*** Opening Task input ***

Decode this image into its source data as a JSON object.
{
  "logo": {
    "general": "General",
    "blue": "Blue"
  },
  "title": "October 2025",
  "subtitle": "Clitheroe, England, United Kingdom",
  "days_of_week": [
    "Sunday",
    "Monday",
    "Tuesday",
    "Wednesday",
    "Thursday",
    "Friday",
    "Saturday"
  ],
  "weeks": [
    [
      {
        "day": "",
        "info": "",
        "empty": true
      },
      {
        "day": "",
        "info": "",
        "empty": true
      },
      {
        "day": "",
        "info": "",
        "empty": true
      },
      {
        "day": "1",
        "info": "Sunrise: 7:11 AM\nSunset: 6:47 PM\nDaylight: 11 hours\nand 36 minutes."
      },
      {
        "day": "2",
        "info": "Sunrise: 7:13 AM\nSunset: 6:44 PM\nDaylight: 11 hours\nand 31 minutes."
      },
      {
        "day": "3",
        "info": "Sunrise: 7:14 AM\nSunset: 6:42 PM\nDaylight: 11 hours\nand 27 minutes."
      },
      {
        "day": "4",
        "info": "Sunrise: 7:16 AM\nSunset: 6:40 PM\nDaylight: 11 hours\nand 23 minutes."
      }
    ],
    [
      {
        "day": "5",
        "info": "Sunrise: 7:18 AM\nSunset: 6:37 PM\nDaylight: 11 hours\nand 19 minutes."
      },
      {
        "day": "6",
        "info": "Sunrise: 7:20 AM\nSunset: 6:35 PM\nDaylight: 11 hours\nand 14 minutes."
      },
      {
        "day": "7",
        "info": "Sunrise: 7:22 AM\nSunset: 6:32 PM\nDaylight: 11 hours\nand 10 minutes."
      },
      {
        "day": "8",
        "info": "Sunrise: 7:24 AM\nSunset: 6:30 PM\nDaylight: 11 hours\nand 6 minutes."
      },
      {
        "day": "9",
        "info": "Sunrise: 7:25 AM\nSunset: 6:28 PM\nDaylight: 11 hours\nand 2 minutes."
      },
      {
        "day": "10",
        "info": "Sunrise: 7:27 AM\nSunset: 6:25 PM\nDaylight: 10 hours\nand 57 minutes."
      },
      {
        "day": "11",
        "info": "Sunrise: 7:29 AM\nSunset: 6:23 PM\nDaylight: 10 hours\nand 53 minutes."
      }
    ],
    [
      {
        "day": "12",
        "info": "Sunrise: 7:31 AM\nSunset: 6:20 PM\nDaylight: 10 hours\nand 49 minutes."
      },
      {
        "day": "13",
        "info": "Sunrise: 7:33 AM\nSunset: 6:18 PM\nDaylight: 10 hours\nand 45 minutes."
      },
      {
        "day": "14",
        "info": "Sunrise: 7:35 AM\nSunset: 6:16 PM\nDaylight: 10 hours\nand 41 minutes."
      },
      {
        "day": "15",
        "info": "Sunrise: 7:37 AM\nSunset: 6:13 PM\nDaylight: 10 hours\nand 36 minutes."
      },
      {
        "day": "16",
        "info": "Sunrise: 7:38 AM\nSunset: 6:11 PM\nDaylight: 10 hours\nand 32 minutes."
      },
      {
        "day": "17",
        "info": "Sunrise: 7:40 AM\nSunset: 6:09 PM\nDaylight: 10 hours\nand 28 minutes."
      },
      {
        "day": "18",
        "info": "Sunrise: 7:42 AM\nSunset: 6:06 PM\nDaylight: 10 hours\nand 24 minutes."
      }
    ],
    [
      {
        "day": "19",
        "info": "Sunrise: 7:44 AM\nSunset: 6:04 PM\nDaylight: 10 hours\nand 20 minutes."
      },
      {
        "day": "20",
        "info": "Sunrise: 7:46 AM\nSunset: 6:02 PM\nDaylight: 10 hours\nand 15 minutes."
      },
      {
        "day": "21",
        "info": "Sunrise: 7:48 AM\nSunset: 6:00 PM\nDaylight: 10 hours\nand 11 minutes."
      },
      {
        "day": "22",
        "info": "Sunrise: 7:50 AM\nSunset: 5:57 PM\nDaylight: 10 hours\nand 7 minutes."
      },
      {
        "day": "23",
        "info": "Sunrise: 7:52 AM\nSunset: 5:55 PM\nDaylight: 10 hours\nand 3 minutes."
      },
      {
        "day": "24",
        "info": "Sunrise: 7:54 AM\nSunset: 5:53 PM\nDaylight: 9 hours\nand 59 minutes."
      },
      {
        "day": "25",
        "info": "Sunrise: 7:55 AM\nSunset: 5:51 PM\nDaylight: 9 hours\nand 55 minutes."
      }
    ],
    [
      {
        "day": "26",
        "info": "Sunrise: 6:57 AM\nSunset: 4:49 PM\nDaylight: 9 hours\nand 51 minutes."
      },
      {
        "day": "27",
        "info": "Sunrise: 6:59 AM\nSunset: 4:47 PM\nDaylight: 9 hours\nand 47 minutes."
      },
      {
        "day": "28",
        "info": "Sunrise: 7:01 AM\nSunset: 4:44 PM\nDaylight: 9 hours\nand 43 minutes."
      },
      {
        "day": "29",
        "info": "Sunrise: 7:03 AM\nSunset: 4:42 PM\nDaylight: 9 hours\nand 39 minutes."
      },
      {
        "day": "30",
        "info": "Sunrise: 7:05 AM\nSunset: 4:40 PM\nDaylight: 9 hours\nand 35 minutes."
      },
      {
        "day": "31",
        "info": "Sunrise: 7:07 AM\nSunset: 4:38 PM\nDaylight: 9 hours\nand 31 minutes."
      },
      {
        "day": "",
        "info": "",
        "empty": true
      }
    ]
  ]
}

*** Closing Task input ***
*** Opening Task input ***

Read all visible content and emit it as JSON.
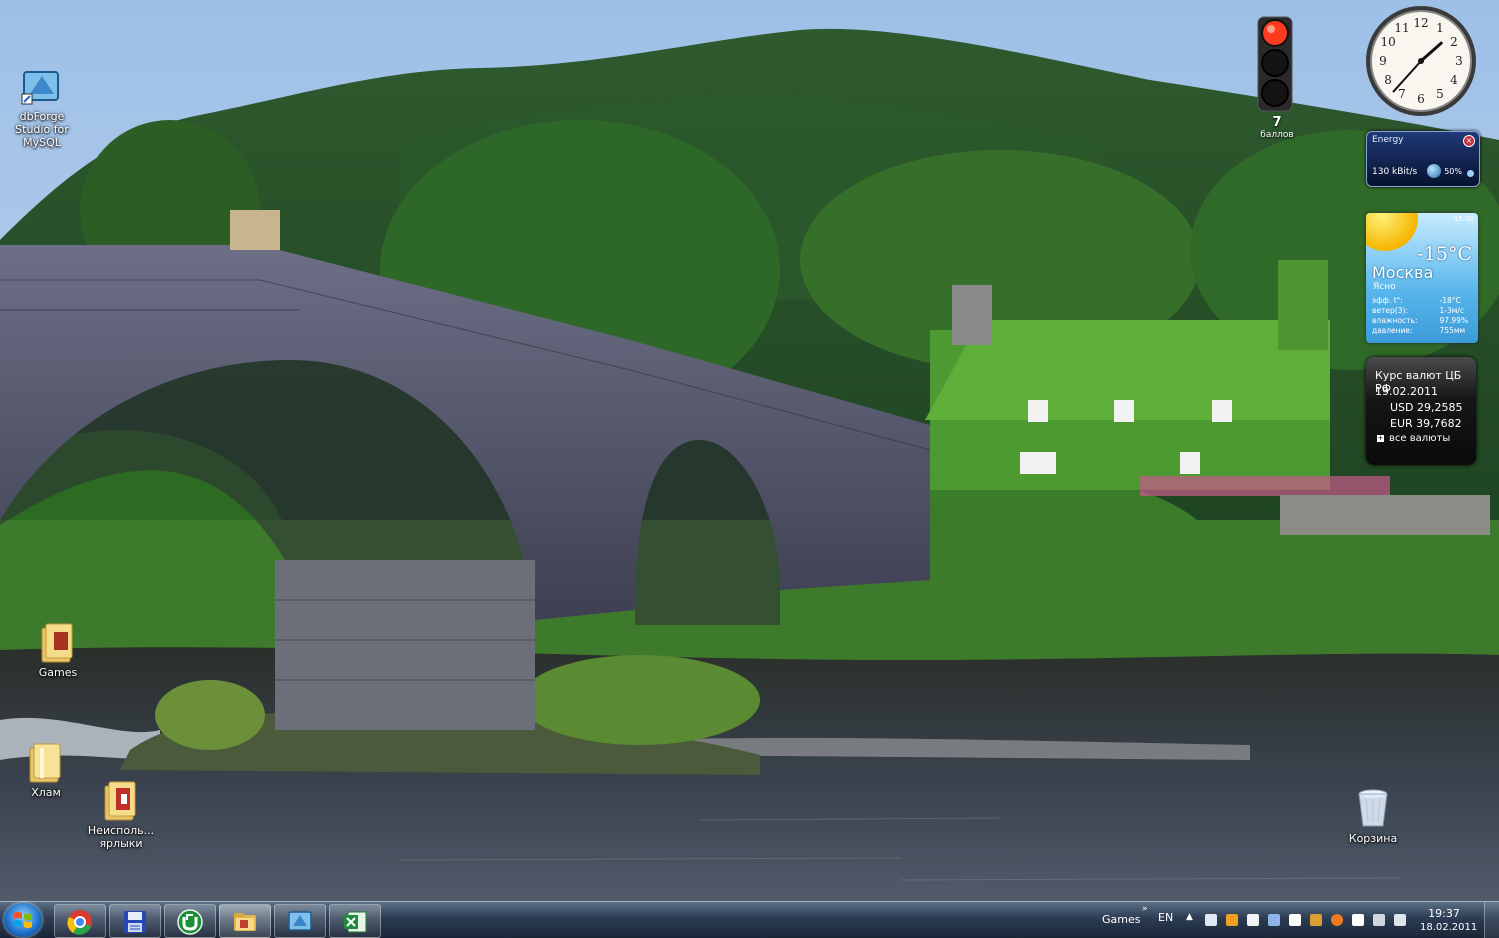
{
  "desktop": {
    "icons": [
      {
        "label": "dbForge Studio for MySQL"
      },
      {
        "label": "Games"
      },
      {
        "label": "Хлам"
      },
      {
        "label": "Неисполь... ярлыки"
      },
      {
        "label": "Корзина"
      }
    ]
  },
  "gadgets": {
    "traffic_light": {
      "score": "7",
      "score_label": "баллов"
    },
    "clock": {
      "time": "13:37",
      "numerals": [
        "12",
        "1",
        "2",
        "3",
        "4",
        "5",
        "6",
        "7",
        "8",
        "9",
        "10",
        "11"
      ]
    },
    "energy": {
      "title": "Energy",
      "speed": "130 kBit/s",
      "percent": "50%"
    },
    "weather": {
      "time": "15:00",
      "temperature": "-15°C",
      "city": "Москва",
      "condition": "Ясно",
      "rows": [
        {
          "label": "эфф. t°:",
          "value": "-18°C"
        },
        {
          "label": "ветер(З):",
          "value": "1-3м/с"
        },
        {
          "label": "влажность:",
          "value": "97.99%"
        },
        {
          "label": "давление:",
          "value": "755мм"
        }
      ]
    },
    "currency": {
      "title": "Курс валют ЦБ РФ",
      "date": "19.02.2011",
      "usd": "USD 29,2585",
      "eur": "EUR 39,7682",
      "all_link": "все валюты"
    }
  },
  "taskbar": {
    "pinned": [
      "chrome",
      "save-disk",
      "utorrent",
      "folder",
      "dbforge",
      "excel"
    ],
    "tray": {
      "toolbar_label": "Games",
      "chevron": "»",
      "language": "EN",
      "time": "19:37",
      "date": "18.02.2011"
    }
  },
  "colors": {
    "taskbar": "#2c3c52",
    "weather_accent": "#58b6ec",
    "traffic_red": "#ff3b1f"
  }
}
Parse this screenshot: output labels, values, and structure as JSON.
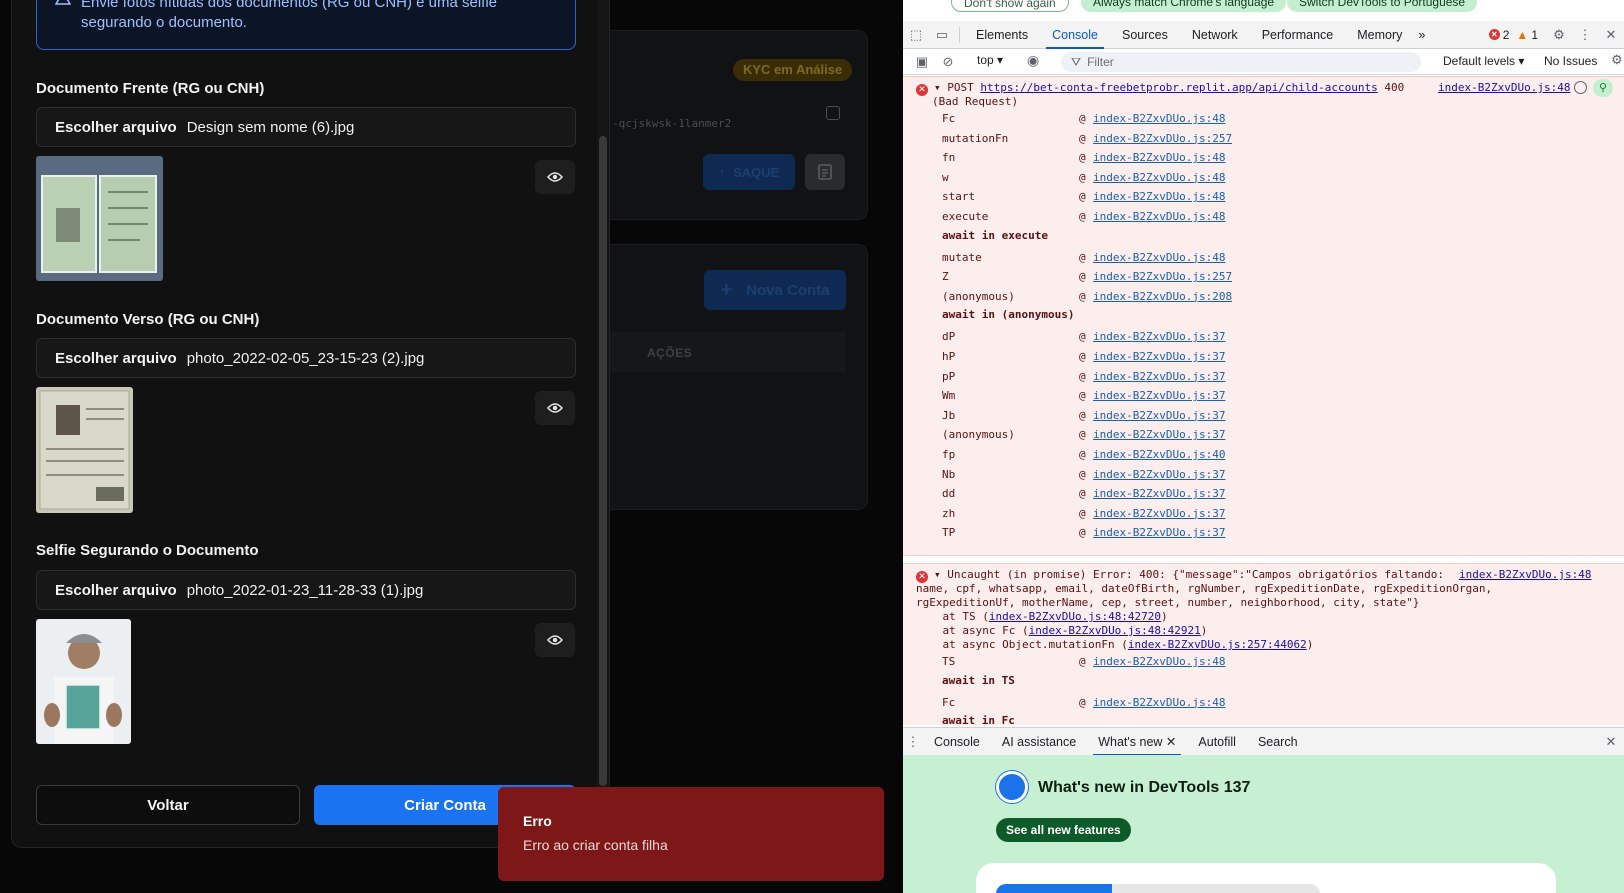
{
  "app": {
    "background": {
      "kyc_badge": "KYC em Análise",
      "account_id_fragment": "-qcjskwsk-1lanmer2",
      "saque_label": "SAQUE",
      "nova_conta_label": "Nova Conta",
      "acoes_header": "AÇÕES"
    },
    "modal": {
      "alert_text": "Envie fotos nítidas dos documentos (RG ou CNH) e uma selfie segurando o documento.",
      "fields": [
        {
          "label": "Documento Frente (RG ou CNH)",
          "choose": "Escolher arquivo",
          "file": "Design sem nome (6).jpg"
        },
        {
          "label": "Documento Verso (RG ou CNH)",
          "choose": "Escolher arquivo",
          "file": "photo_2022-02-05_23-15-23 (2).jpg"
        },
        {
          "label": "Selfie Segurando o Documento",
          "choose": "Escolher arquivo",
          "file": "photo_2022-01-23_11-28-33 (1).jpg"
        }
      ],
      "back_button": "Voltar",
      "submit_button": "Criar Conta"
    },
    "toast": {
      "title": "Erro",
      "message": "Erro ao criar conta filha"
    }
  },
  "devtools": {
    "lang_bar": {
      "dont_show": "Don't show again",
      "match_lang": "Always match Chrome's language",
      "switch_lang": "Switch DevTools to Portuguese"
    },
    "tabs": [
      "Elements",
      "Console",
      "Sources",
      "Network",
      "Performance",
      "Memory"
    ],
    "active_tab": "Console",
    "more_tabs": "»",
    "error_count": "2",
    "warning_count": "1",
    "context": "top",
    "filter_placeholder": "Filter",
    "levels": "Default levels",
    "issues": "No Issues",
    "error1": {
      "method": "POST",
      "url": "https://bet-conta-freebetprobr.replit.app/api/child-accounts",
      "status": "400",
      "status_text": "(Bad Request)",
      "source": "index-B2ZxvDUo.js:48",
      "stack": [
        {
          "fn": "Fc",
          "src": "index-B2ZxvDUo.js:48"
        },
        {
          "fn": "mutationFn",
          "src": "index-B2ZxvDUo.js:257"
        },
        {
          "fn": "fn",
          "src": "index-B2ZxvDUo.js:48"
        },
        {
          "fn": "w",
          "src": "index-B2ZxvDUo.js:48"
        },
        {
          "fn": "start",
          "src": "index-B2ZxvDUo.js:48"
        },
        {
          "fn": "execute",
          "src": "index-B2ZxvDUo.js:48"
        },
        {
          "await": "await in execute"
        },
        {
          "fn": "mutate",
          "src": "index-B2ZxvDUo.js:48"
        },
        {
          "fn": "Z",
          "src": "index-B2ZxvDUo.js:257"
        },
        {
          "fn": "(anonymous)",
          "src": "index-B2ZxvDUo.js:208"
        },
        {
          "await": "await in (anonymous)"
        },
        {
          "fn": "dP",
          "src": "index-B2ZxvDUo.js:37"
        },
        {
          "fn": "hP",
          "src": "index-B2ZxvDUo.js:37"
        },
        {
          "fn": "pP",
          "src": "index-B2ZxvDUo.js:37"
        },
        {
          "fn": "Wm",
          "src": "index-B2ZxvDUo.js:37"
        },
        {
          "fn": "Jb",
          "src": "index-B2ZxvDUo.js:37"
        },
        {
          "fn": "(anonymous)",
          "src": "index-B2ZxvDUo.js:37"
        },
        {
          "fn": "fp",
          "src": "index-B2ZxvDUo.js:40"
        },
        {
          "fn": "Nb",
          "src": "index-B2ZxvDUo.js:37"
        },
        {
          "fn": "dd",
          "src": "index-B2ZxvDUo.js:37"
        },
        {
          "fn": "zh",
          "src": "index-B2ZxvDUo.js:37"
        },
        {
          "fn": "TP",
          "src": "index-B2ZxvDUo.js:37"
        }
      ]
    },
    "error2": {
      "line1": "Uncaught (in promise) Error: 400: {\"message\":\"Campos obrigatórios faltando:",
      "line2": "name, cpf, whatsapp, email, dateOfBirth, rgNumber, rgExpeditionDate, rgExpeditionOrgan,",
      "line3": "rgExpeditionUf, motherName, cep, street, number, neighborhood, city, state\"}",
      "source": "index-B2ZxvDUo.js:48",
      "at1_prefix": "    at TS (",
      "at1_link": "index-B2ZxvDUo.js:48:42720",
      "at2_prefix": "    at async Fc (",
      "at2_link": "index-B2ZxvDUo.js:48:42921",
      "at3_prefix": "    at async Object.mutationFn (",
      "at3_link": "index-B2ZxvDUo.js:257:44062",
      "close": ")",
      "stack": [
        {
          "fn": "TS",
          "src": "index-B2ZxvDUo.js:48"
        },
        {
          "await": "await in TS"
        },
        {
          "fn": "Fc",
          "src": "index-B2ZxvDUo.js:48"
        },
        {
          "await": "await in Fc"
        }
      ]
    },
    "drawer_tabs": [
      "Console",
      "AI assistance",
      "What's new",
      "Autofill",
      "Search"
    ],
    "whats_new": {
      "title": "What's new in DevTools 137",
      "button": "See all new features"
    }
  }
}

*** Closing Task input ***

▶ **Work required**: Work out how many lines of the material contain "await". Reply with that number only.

▶ **Reply**: 4